These petit fours were made for a wedding shower I did recently. The surnames of the bride- and groom-to-be both began with an "H", so the hostess of the party thought it might be fun to do "H^2" on each one!
These petit fours are spongecakes. Traditionally, you make them with a very thin, yet durable, joconde spongecake, which is made with almond flour. I didn't want to take any chances with allergies to nuts, so I opted for my go-to spongecake recipe. This can be done in vanilla, chocolate, or pistachio. Here's the vanilla recipe:
- 7 eggs, separated
- 7 whole eggs
- 5 oz(BY WEIGHT) cake flour
- 1/2 tsp salt
- 10 oz sugar
- 2 oz powdered sugar
- 1 Tbsp vanilla paste (or 1 scraped vanilla bean)
Sift together the dry ingredients and set aside. Combine the yolks and whole eggs in the bowl of a standing mixer fitted with a whisk attachment and whip with the granulated sugar and vanilla paste. Start out on medium speed, for about 2 minutes, then scrape down the sides, and go to medium high for another minute. Finish on high when they're crazy poofy-looking.

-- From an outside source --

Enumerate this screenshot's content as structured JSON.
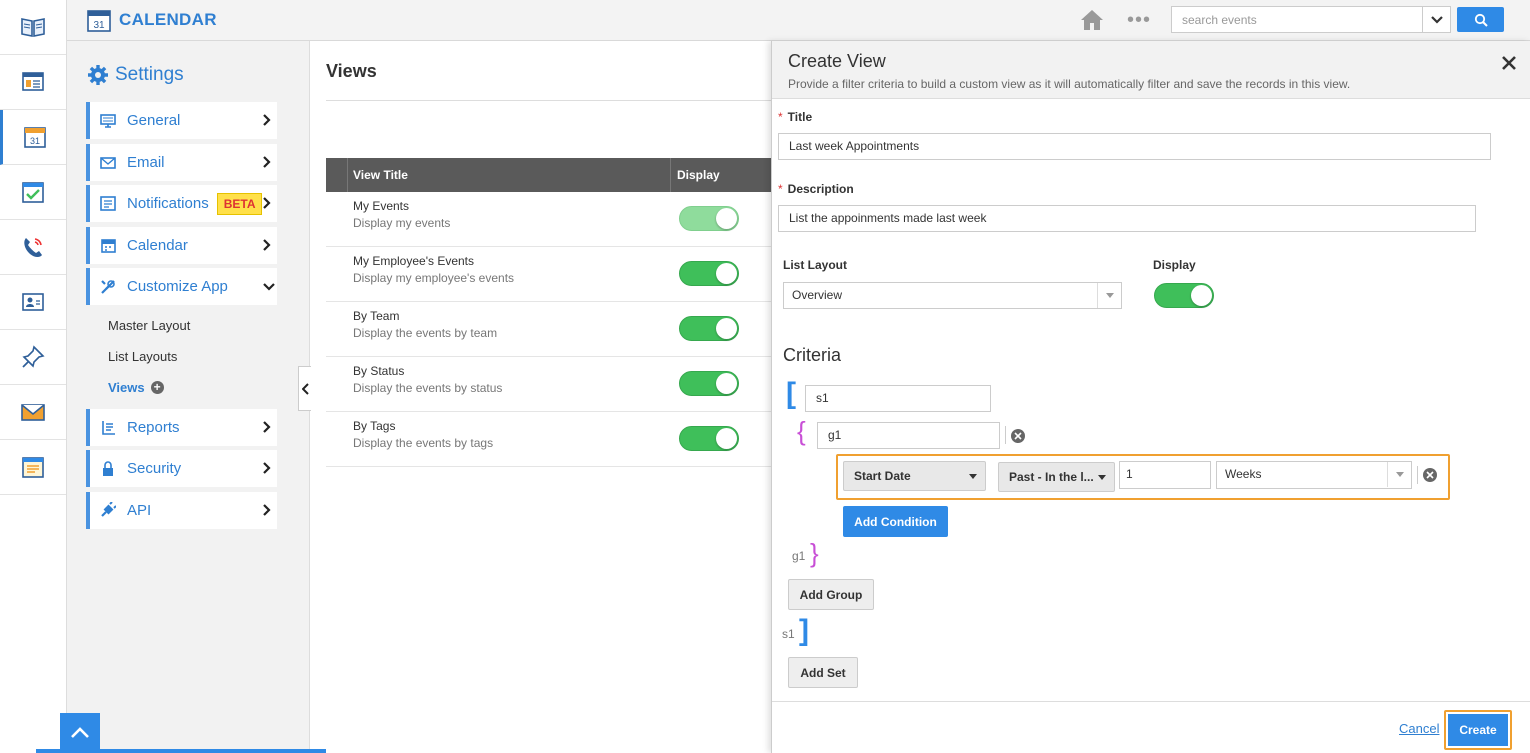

Take 1/3rd of the flour mixture and gently sprinkle it over the top of the egg mixture. Fold in gently using a spatula. Repeat the process until all of the flour is used up. Move to another bowl and then quickly rinse out your standing mixer bowl. Make sure that the whisk and bowl are DRY before going to this next step.
Combine the egg whites and powdered sugar and whip to stiff peaks. This means that the eggs are glossy and smooth and not lumpy and dry. If you overwhip your eggs, don't fear--just add in another egg white and whisk that in. It should bring your whip back to life.
Fold in 1/3rd of the egg white mixture to the egg yolk-flour mixture to lighten it, then fold in the rest, very gently. You don't want to lose your volume, so it's okay if you see a few little streaks here and there.
Spread into two sheet pans that have been lined with parchment, as evenly as possible, making sure to get the corners. Bake for 10 minutes, or until the cake just pulls away from the sides of the pan. It's very important that this cake is baked well enough so that the bubbles hold up.
Once the cakes are out of the oven and cooling, you can now focus on your fillings. You can use jam, ganache, or even your favorite buttercream. I used raspberry compote, spread thin. I also used simple syrup, which is a basic 1:1 ratio of water to sugar, boiled together. You can make a lot of any flavor you want, and keep it in the fridge for baking cakes, or sweetening cold drinks, such as iced tea. The simple syrup is optional, but recommended. But optional, still.
|Mine were a bit large,|
but piping isn't my strong-suit
and I had to make it
so that the "H" was legible
When layering, do "Cake, simple syrup, spread. Cake, simple syrup, spread." until you reach the top layer, in which it's just simple syrup. Then, use marzipan, ganache, or a basic sugar glaze to decorate the top. You can also leave the cake "naked" and decorate each piece with individual berries and powdered sugar, if you're looking for a more natural feel.
When cutting, remember to have a clean knife. Clean your knife between each slice using hot running water and paper towels to ensure clean cuts. And remember that a petit four should be consumed in less than 2 bites. I cut mine 4 * 6, but you can cut yours smaller or in different shapes. You can even use little cookie cutters to get the same effect, but make sure that they're small. If you're doing that, it might be prudent to cut the cake first before layering and filling, if the shapes are a little odd.
If you're decorating with letters or shapes, you can use icing, or candy melts. I used white Wilton candy melts, and then dyed in that pretty coral color before piping. These are excellent for baby showers, bridal showers, or for when you want to feel fancy while you binge watch "Marie Antoinette", "Amadeus," and "The Affair of the Necklace" in your underwear. I don't judge.